• What the task requires
Pictures stay out; everything else in the records is to be copied exactly.

• Supplied material
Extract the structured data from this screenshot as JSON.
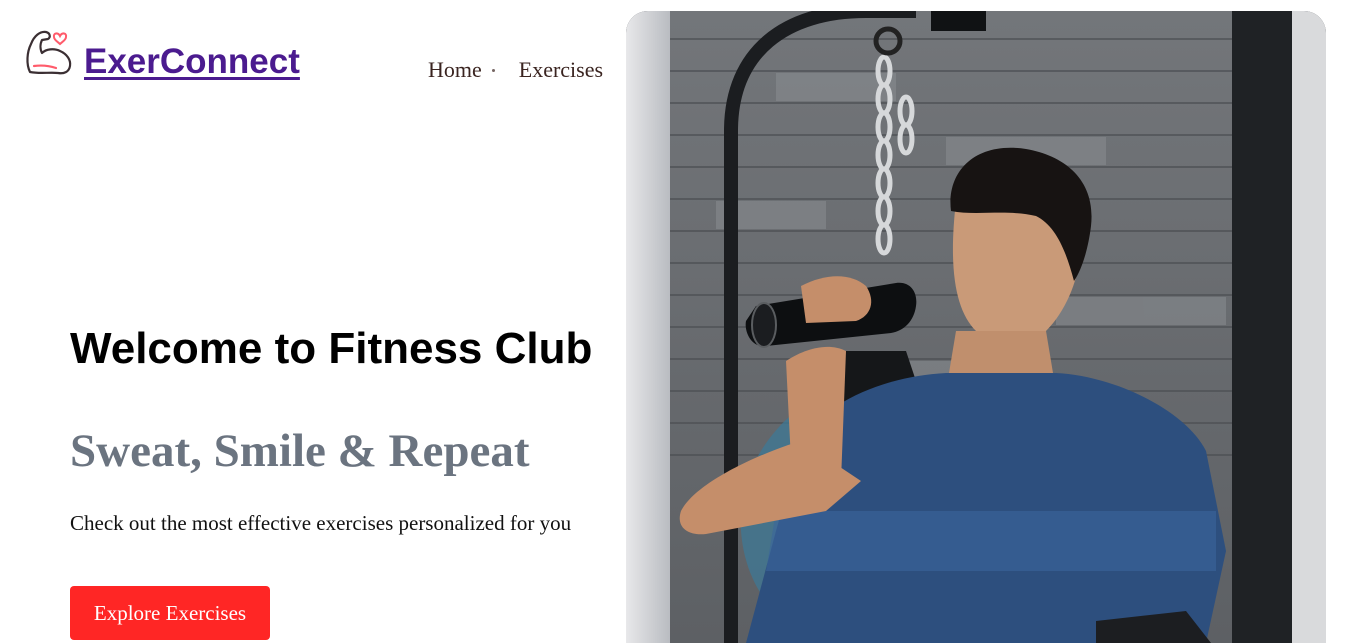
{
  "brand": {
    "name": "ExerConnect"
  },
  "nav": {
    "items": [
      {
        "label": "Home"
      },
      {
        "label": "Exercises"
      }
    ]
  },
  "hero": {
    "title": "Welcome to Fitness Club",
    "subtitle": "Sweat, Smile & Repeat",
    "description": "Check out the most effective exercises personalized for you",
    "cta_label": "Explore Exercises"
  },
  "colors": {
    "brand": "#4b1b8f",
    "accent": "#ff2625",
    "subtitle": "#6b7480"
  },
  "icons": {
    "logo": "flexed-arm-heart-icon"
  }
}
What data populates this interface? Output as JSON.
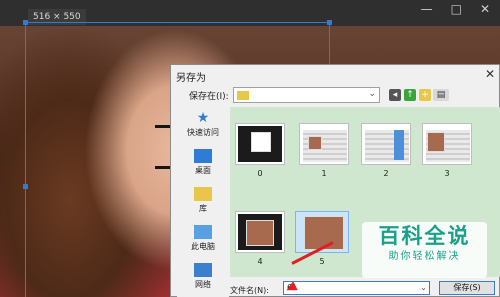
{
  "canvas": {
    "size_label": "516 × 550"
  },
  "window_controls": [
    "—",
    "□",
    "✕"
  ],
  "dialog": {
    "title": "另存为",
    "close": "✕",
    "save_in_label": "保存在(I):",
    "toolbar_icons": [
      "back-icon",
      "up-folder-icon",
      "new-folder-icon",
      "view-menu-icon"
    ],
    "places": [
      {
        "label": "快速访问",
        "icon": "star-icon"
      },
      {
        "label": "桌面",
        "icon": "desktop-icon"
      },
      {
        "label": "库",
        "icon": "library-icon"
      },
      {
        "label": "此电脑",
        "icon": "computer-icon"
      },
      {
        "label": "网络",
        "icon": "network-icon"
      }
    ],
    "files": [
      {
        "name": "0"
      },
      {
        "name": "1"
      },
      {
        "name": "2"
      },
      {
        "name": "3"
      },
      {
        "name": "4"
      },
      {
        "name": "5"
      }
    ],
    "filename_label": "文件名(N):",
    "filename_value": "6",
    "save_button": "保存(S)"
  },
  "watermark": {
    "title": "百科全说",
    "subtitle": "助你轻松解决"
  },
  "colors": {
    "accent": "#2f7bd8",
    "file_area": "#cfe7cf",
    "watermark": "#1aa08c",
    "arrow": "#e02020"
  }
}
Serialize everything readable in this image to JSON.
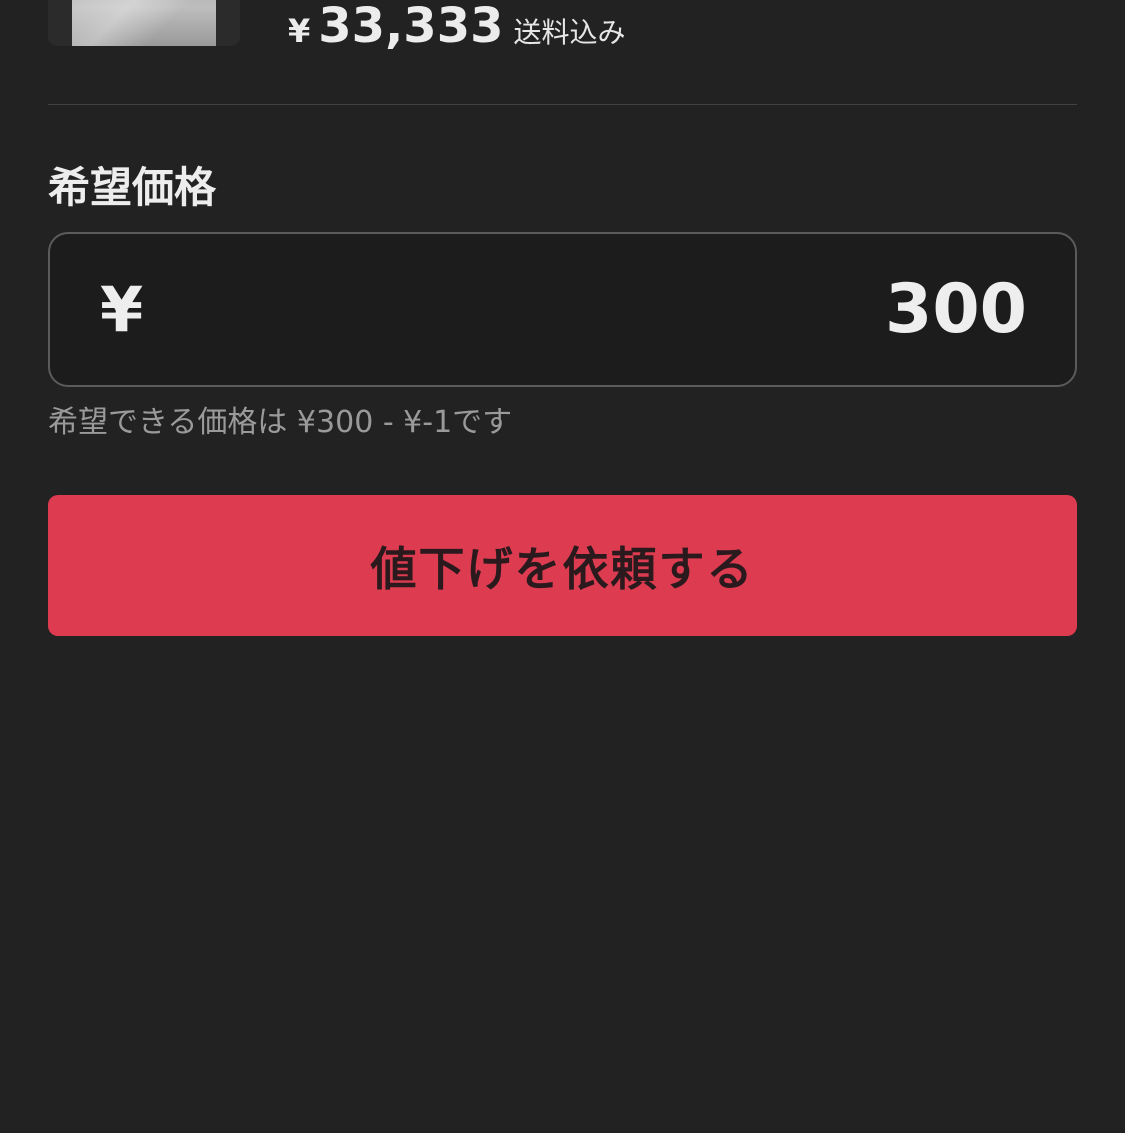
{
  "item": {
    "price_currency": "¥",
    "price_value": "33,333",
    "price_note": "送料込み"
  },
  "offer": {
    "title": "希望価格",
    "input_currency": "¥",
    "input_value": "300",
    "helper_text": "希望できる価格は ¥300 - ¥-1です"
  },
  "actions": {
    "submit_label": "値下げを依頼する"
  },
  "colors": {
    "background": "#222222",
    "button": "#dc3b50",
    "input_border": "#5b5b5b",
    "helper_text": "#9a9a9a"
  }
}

• Exercise answer
Extract the structured data from this screenshot as JSON.
{
  "brand": {
    "name": "ExerConnect"
  },
  "nav": {
    "items": [
      {
        "label": "Home"
      },
      {
        "label": "Exercises"
      }
    ]
  },
  "hero": {
    "title": "Welcome to Fitness Club",
    "subtitle": "Sweat, Smile & Repeat",
    "description": "Check out the most effective exercises personalized for you",
    "cta_label": "Explore Exercises"
  },
  "colors": {
    "brand": "#4b1b8f",
    "accent": "#ff2625",
    "subtitle": "#6b7480"
  },
  "icons": {
    "logo": "flexed-arm-heart-icon"
  }
}
What data populates this interface? Output as JSON.
{
  "canvas": {
    "size_label": "516 × 550"
  },
  "window_controls": [
    "—",
    "□",
    "✕"
  ],
  "dialog": {
    "title": "另存为",
    "close": "✕",
    "save_in_label": "保存在(I):",
    "toolbar_icons": [
      "back-icon",
      "up-folder-icon",
      "new-folder-icon",
      "view-menu-icon"
    ],
    "places": [
      {
        "label": "快速访问",
        "icon": "star-icon"
      },
      {
        "label": "桌面",
        "icon": "desktop-icon"
      },
      {
        "label": "库",
        "icon": "library-icon"
      },
      {
        "label": "此电脑",
        "icon": "computer-icon"
      },
      {
        "label": "网络",
        "icon": "network-icon"
      }
    ],
    "files": [
      {
        "name": "0"
      },
      {
        "name": "1"
      },
      {
        "name": "2"
      },
      {
        "name": "3"
      },
      {
        "name": "4"
      },
      {
        "name": "5"
      }
    ],
    "filename_label": "文件名(N):",
    "filename_value": "6",
    "save_button": "保存(S)"
  },
  "watermark": {
    "title": "百科全说",
    "subtitle": "助你轻松解决"
  },
  "colors": {
    "accent": "#2f7bd8",
    "file_area": "#cfe7cf",
    "watermark": "#1aa08c",
    "arrow": "#e02020"
  }
}
Serialize everything readable in this image to JSON.
{
  "item": {
    "price_currency": "¥",
    "price_value": "33,333",
    "price_note": "送料込み"
  },
  "offer": {
    "title": "希望価格",
    "input_currency": "¥",
    "input_value": "300",
    "helper_text": "希望できる価格は ¥300 - ¥-1です"
  },
  "actions": {
    "submit_label": "値下げを依頼する"
  },
  "colors": {
    "background": "#222222",
    "button": "#dc3b50",
    "input_border": "#5b5b5b",
    "helper_text": "#9a9a9a"
  }
}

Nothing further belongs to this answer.